▶ _TASK_: Every line that contains the word "Reviews" is to be copied from the listing.
------
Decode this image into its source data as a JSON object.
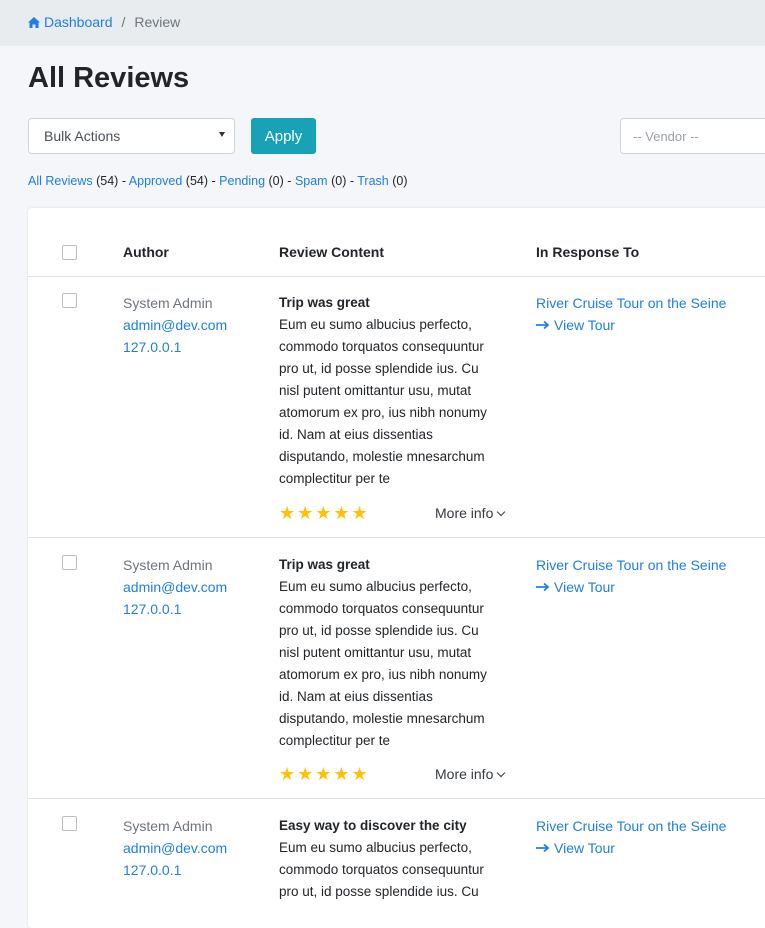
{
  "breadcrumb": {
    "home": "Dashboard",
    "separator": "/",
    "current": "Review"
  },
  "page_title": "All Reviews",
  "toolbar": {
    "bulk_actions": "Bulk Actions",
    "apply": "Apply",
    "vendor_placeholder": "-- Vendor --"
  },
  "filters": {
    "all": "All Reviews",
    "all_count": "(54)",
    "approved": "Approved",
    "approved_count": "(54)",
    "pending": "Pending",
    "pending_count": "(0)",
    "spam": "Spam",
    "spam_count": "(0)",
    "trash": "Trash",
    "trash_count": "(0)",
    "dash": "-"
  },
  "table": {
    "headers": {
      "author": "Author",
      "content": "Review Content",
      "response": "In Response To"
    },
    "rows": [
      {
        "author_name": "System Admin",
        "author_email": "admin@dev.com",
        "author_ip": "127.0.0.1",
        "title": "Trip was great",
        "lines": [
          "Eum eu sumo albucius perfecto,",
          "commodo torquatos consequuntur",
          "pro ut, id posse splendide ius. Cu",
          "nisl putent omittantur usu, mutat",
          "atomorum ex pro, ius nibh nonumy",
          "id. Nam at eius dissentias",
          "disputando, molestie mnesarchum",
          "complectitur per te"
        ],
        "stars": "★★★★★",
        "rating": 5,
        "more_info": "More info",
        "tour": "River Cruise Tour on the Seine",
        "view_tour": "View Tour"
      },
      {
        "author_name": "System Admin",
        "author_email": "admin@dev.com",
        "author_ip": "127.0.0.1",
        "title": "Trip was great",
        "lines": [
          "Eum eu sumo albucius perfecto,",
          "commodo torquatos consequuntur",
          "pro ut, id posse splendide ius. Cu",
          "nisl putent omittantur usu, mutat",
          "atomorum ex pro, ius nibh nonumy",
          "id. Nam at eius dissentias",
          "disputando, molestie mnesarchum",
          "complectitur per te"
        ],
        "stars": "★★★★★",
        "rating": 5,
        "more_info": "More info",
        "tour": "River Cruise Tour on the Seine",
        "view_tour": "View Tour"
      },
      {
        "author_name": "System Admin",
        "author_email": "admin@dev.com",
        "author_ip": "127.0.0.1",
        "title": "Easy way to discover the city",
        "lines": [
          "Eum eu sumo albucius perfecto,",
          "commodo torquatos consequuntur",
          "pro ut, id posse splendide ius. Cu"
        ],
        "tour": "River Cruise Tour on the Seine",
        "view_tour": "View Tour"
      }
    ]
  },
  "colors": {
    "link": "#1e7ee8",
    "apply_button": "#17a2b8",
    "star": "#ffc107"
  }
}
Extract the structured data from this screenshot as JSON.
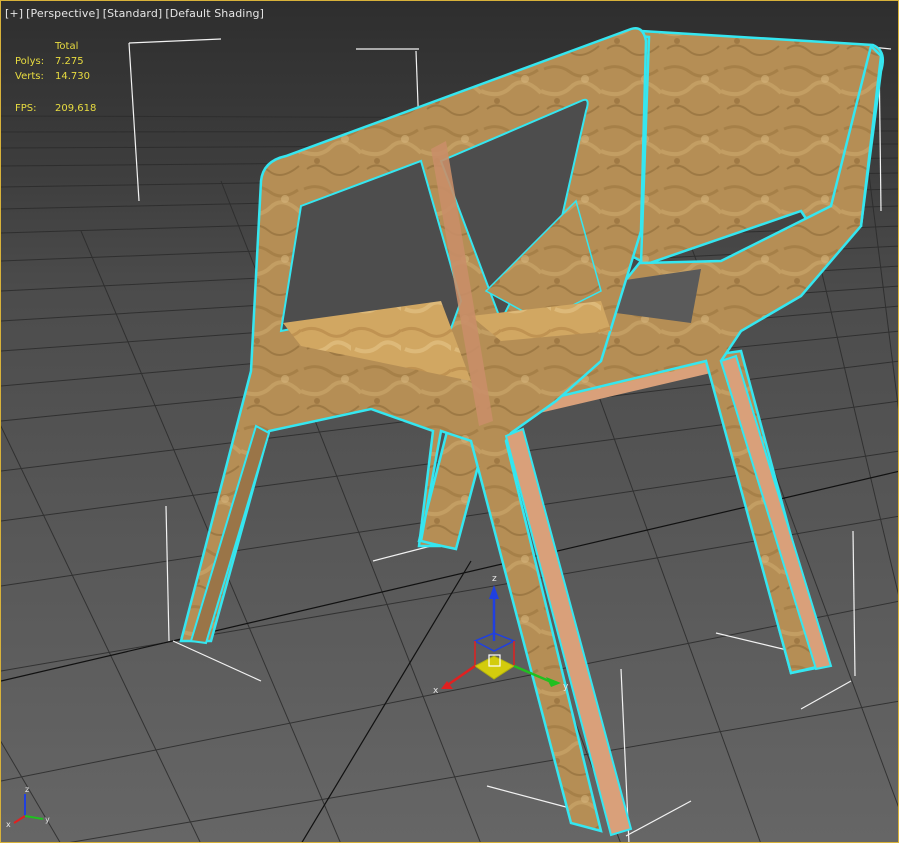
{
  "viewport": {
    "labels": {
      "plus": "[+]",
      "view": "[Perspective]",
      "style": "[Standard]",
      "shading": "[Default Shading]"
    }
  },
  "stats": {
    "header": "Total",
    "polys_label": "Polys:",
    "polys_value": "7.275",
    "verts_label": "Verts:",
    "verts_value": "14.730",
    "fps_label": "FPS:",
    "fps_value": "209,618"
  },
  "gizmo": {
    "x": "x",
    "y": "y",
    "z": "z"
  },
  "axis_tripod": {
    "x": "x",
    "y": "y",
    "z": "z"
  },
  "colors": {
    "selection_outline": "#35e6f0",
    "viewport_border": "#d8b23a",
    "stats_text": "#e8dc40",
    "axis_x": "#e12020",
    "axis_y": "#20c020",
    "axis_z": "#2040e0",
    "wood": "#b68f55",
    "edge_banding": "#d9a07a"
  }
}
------
▶ _SOLUTION FOR THIS TASK_:
  "page_title": "All Reviews",
    "all": "All Reviews",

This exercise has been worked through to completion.